I’m not a fan of tiny guns, and the 1911-380 is not a tiny gun. In my experience the tiny pocket .380 Autos currently available on the market are unpleasant to shoot, difficult to manipulate because the controls are so small, and hard to shoot consistently well from shot to shot. As a result, they don’t make good range guns because they are not that much fun to practice with. That’s why I personally have no interest in owning a defensive pistol any smaller in size than the 1911-380.
Simply, the Browning 1911-380 semi-auto pistol is a lot of fun and extremely easy to shoot well. I know I can consistently hit what I’m aiming at from shot to shot, no matter how quickly I have to pull the trigger.
While I generally don’t like to carry a gun chambered in a round smaller than a 9mm, in certain situations it’s necessary. In those situations, I wouldn’t hesitate to strap on my 1911-380 and head out the door. This pistol would be a great option for those with smaller hands looking for a lighter weight, easier-recoiling handgun.
Note that my 1911-380 Black Label Pro Speed was a limited run model that is no longer in production. But Browning makes a dozen similar models in both compact and full-length version with various combinations of features.
Specifications: Browning 1911-380 Black Label Pro Speed
Caliber: .380 ACP
Capacity: 8 rounds
Overall Length: 7.5″
Barrel Length: 4.25″
Weight: 18 oz.
Finish: ATACS-AU camo frame and grips, matte black receiver and slide
MSRP: $700 (about $600 retail)
Ratings (out of five stars):
Style and Appearance * * * * *
Come on, it’s a 1911. Is there a better looking handgun? Anywhere?
Customization * *
Other than grips, there isn’t a huge aftermarket for parts and accessories.
Reliability * * * * *
Accuracy * * * *
I had no problem shooting 2” and smaller groups within 10 yards unsupported. I would imagine with more practice I can cut group size noticeably. I’m certainly going to try.
Overall * * * *
Whether you’re a fan of 1911 pistols or not, this gun is a joy to shoot and very easy to carry concealed.
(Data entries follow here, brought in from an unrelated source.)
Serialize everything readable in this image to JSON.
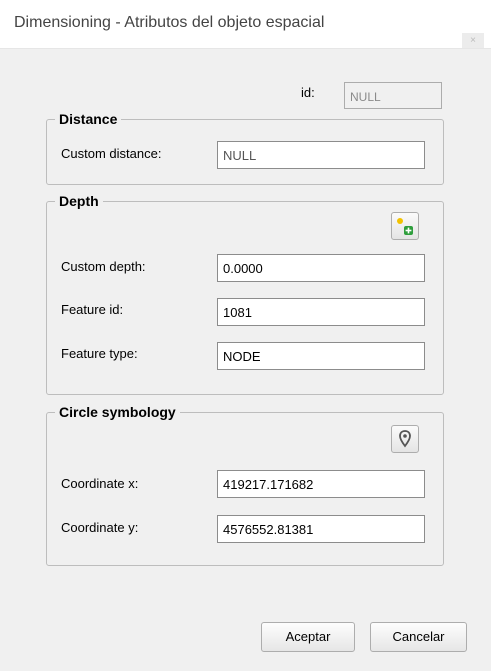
{
  "window": {
    "title": "Dimensioning - Atributos del objeto espacial",
    "close_glyph": "×"
  },
  "id_field": {
    "label": "id:",
    "value": "NULL"
  },
  "distance": {
    "legend": "Distance",
    "custom_distance_label": "Custom distance:",
    "custom_distance_value": "NULL"
  },
  "depth": {
    "legend": "Depth",
    "add_point_button_icon": "add-point-icon",
    "custom_depth_label": "Custom depth:",
    "custom_depth_value": "0.0000",
    "feature_id_label": "Feature id:",
    "feature_id_value": "1081",
    "feature_type_label": "Feature type:",
    "feature_type_value": "NODE"
  },
  "circle_symbology": {
    "legend": "Circle symbology",
    "locate_button_icon": "map-marker-icon",
    "coord_x_label": "Coordinate x:",
    "coord_x_value": "419217.171682",
    "coord_y_label": "Coordinate y:",
    "coord_y_value": "4576552.81381"
  },
  "buttons": {
    "accept": "Aceptar",
    "cancel": "Cancelar"
  },
  "colors": {
    "point_yellow": "#f2c200",
    "plus_green": "#2e9e3c",
    "marker_dark": "#555555"
  }
}
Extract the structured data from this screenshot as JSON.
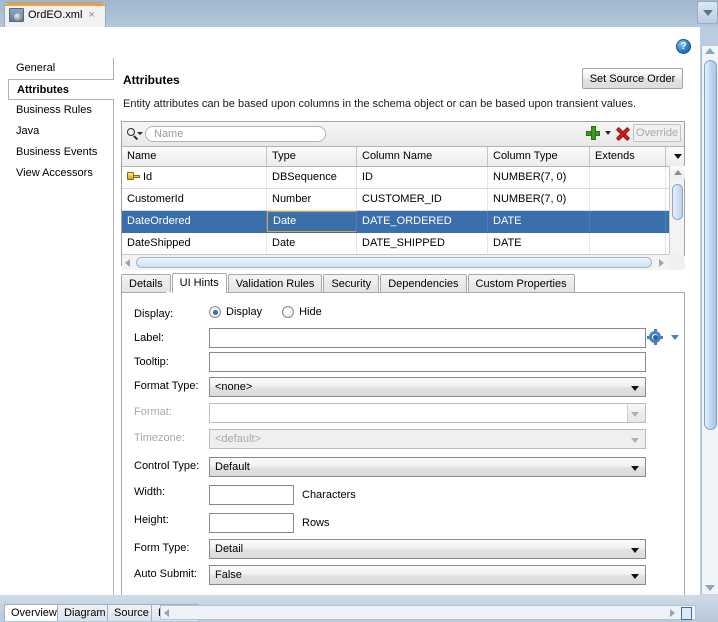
{
  "window": {
    "document_tab": {
      "label": "OrdEO.xml",
      "icon": "entity-object-icon",
      "close": "×"
    },
    "topright_button_icon": "chevron-down-icon",
    "help_icon_label": "?"
  },
  "sidebar": {
    "items": [
      {
        "label": "General",
        "selected": false
      },
      {
        "label": "Attributes",
        "selected": true
      },
      {
        "label": "Business Rules",
        "selected": false
      },
      {
        "label": "Java",
        "selected": false
      },
      {
        "label": "Business Events",
        "selected": false
      },
      {
        "label": "View Accessors",
        "selected": false
      }
    ]
  },
  "panel": {
    "title": "Attributes",
    "set_source_order_label": "Set Source Order",
    "description": "Entity attributes can be based upon columns in the schema object or can be based upon transient values."
  },
  "toolbar": {
    "search_placeholder": "Name",
    "search_value": "",
    "add_icon": "plus-icon",
    "add_dropdown_icon": "chevron-down-icon",
    "delete_icon": "delete-x-icon",
    "override_label": "Override"
  },
  "grid": {
    "columns": [
      "Name",
      "Type",
      "Column Name",
      "Column Type",
      "Extends"
    ],
    "rows": [
      {
        "name": "Id",
        "type": "DBSequence",
        "column_name": "ID",
        "column_type": "NUMBER(7, 0)",
        "extends": "",
        "key": true,
        "selected": false
      },
      {
        "name": "CustomerId",
        "type": "Number",
        "column_name": "CUSTOMER_ID",
        "column_type": "NUMBER(7, 0)",
        "extends": "",
        "key": false,
        "selected": false
      },
      {
        "name": "DateOrdered",
        "type": "Date",
        "column_name": "DATE_ORDERED",
        "column_type": "DATE",
        "extends": "",
        "key": false,
        "selected": true
      },
      {
        "name": "DateShipped",
        "type": "Date",
        "column_name": "DATE_SHIPPED",
        "column_type": "DATE",
        "extends": "",
        "key": false,
        "selected": false
      }
    ]
  },
  "subtabs": [
    {
      "label": "Details",
      "active": false
    },
    {
      "label": "UI Hints",
      "active": true
    },
    {
      "label": "Validation Rules",
      "active": false
    },
    {
      "label": "Security",
      "active": false
    },
    {
      "label": "Dependencies",
      "active": false
    },
    {
      "label": "Custom Properties",
      "active": false
    }
  ],
  "ui_hints": {
    "display_label": "Display:",
    "display_option": "Display",
    "hide_option": "Hide",
    "label_label": "Label:",
    "label_value": "",
    "tooltip_label": "Tooltip:",
    "tooltip_value": "",
    "format_type_label": "Format Type:",
    "format_type_value": "<none>",
    "format_label": "Format:",
    "format_value": "",
    "timezone_label": "Timezone:",
    "timezone_value": "<default>",
    "control_type_label": "Control Type:",
    "control_type_value": "Default",
    "width_label": "Width:",
    "width_value": "",
    "width_unit": "Characters",
    "height_label": "Height:",
    "height_value": "",
    "height_unit": "Rows",
    "form_type_label": "Form Type:",
    "form_type_value": "Detail",
    "auto_submit_label": "Auto Submit:",
    "auto_submit_value": "False",
    "gear_icon": "gear-icon",
    "gear_dropdown_icon": "chevron-down-icon"
  },
  "bottom_tabs": [
    {
      "label": "Overview",
      "active": true
    },
    {
      "label": "Diagram",
      "active": false
    },
    {
      "label": "Source",
      "active": false
    },
    {
      "label": "History",
      "active": false
    }
  ],
  "colors": {
    "selection_blue": "#3a6fab",
    "focus_cell_border": "#d9a441",
    "accent_orange": "#e8a33d",
    "window_chrome": "#b9cbdd"
  }
}
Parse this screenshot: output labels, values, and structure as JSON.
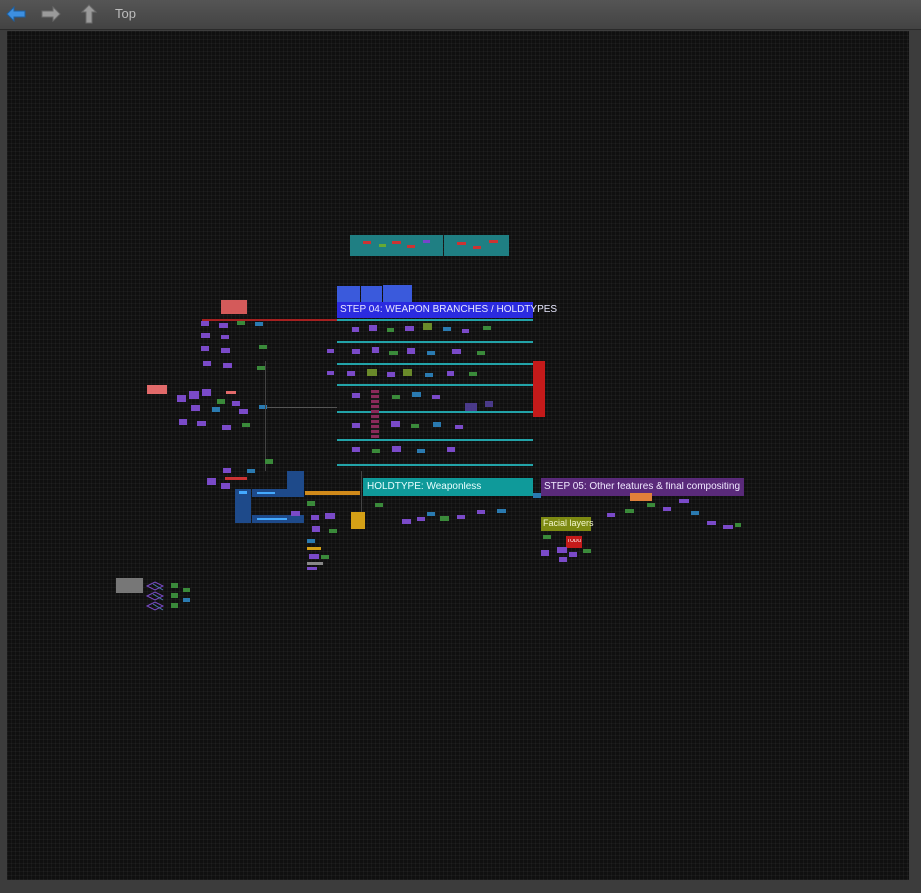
{
  "toolbar": {
    "back_icon": "back-arrow-icon",
    "forward_icon": "forward-arrow-icon",
    "up_icon": "up-arrow-icon",
    "breadcrumb": "Top"
  },
  "graph": {
    "step04_label": "STEP 04: WEAPON BRANCHES / HOLDTYPES",
    "holdtype_label": "HOLDTYPE: Weaponless",
    "step05_label": "STEP 05: Other features & final compositing",
    "facial_label": "Facial layers",
    "todo_label": "TODO"
  },
  "colors": {
    "step04": "#2b2be0",
    "holdtype": "#0f9a9a",
    "step05": "#5a2a7a",
    "facial": "#7d8a12",
    "todo": "#c41a1a"
  }
}
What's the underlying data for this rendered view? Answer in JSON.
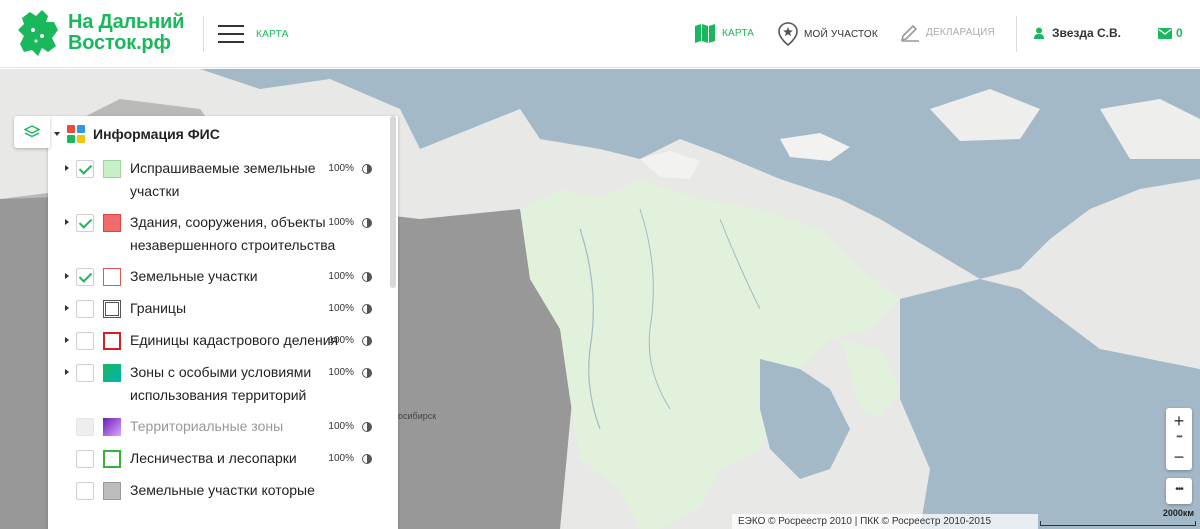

Its light recoil and excellent trigger make it a great option for those who don’t want to carry something bigger and heavier for self-defense. You can’t go wrong with any of the Browning 1911 pistols.